The public policy which has been emphasized by the International Labour Organisation provides that ‘labour is not a commodity’ and therefore holds that it is equally important to enhance the use of collective bargaining and freedom of association in organizing employment Messenger & Ghosheh (2013). The most recent declaration of ILO emphasized the importance of freedom of expression and expanded it to include collective bargaining so that its basic principles. One of the principles is the ‘freedom of association and the effective recognition of the right to collective bargaining.’ In response to the Great Recession, the ILO called for a Global Job Pact to make a decent labor while calling for resilient collective bargaining. The responses obtained for unions and collective bargaining provided that strengthened collective bargaining arrangements would facilitate negotiation of wage settlement, especially regarding low-paid workers and aim at sustaining real incomes and thus fostering consumer demands.The ILO assumes that unions can succeed if they continue to do what they always have done in the same manner they have always done it. This means that the need for unions to fight for the rights of the members is vital in ensuring job security and satisfaction among public employees.

The U.S. law has also addressed economic inequality and its connection with the protection of union movements as this is viewed to reduce the burden on economic efficiency. The experienced recession affected the union movements in their struggle to champion for employment opportunities for its members. The U.S. lawmakers develop laws that protected the rights of the union members which included the increase in minimum wages for union workers. For there to be increased work productivity, unions must struggle to ensure that favorable job security is provided to the workers and their pay and benefits are optimal now and in the future.

    References

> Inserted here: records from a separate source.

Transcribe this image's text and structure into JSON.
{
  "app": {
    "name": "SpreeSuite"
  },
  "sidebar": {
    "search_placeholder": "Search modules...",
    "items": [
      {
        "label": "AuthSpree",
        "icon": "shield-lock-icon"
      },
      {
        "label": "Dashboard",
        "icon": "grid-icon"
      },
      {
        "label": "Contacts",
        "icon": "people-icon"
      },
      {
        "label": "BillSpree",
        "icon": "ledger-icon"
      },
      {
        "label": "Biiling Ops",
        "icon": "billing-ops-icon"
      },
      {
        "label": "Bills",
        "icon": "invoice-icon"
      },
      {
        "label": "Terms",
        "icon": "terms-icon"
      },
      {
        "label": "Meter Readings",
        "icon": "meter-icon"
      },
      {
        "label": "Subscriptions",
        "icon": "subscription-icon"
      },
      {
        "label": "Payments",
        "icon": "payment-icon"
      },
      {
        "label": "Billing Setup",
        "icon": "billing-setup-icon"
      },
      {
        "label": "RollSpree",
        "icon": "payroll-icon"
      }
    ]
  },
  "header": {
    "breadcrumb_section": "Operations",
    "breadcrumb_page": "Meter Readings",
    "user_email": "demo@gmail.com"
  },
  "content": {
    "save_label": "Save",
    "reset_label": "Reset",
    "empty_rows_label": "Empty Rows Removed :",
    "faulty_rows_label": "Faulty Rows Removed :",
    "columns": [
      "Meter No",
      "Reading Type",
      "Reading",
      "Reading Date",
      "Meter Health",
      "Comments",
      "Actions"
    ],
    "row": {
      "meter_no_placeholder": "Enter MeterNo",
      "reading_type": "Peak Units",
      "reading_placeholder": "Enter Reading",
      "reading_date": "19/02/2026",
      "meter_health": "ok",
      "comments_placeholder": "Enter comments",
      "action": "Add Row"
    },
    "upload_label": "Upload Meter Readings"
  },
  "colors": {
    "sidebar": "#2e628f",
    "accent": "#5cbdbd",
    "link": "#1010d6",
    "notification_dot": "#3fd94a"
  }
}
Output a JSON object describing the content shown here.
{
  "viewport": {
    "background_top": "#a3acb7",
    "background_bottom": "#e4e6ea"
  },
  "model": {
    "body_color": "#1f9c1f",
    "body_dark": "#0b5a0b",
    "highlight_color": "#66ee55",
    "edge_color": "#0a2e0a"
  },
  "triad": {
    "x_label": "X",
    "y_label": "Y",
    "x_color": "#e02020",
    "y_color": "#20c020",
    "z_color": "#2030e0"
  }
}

  • Berberoglu, B. (n.d). The global capitalist crisis and its aftermath: The causes and consequences of the Great Recession of 2008-2009.
  • E., V. H. (n.d.). Working scared (or not at all): The lost decade, great recession, and restoring the shattered American dream
  • Messenger, J. C., & Ghosheh, N. (2013). Work sharing during the great recession: New developments and beyond Cheltenham: Edward Elgar Publishing